Working from a prioritized backlog of small user stories allows a team to get value and high-quality feedback on frequent intervals. Many teams struggle to split large user stories into small stories in a useful way. Instead of ending up with small vertical slices through their architecture, they get stories that look more like tasks or architectural components and fail to experience the value or feedback small stories should provide.
Fortunately, story splitting is a skill that can be learned in a relatively short time. I’ve seen teams go from struggling to fluently splitting stories with just a couple hours of practice and some simple tools.
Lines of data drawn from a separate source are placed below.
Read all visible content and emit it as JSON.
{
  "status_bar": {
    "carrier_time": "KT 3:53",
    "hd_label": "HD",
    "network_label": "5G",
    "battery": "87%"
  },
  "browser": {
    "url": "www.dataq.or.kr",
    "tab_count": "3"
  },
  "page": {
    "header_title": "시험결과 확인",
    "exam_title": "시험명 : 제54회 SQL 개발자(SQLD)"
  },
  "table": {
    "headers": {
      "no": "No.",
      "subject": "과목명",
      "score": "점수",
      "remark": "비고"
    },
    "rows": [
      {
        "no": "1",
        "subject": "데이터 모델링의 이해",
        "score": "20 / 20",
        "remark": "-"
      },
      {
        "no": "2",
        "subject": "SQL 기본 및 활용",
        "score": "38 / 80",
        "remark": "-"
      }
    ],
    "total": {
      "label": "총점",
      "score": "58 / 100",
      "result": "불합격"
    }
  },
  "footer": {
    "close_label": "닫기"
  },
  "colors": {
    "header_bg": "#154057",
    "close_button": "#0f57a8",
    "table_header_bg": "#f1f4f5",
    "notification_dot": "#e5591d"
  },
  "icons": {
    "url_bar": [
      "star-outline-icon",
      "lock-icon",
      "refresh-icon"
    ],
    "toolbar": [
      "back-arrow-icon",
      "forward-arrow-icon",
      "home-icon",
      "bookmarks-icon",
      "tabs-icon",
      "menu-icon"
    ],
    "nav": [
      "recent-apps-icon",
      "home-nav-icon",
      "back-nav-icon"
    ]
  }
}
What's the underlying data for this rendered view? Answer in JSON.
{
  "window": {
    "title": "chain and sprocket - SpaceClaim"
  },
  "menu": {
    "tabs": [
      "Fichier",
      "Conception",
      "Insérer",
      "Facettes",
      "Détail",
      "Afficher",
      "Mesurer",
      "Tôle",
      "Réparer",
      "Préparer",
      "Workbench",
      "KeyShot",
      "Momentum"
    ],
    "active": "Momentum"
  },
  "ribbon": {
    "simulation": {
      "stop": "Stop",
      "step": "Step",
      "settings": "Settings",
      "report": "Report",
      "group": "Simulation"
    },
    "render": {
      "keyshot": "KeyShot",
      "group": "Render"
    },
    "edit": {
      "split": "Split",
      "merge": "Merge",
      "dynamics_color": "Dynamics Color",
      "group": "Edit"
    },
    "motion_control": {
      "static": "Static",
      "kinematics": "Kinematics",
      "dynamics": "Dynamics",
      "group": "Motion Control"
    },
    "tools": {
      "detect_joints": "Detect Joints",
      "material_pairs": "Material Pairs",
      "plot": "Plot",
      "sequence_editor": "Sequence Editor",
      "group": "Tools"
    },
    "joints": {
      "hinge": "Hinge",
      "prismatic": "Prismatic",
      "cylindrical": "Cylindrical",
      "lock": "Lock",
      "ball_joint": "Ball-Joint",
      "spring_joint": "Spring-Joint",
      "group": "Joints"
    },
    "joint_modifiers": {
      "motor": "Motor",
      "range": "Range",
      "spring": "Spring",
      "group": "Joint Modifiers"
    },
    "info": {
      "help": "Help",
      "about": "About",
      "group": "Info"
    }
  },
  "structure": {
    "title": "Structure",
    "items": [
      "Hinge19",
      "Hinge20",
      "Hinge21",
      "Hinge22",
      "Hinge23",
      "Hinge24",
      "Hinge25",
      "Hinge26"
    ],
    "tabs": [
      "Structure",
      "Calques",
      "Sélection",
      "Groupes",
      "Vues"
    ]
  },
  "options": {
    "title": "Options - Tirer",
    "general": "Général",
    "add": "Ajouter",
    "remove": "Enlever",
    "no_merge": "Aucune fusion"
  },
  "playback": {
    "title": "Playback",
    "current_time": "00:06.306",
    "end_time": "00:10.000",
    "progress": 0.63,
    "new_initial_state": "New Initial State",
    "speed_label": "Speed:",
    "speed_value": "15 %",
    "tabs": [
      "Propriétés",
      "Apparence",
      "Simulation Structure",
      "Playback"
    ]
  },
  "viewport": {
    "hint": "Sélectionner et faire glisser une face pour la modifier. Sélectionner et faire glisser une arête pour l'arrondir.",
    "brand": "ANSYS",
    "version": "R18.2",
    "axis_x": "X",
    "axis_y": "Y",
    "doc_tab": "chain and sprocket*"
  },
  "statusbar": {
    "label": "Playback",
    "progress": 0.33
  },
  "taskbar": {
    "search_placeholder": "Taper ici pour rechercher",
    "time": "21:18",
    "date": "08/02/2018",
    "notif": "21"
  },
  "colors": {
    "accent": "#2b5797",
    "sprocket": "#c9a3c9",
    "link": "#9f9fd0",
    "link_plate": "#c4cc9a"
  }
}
To help you learn story splitting, I’ve provided some resources here.
Patterns for Splitting User Stories is my original article that outlines 9 kinds of functional complexity in large stories and approaches to split through each one. It has a cheat sheet of example stories for each pattern.
My How to Split a User Story poster walks through the questions I use when coaching a team to split their own stories.
I do story splitting somewhat differently depending on the complexity of the original story. See Cynefin and Story Splitting for more on this.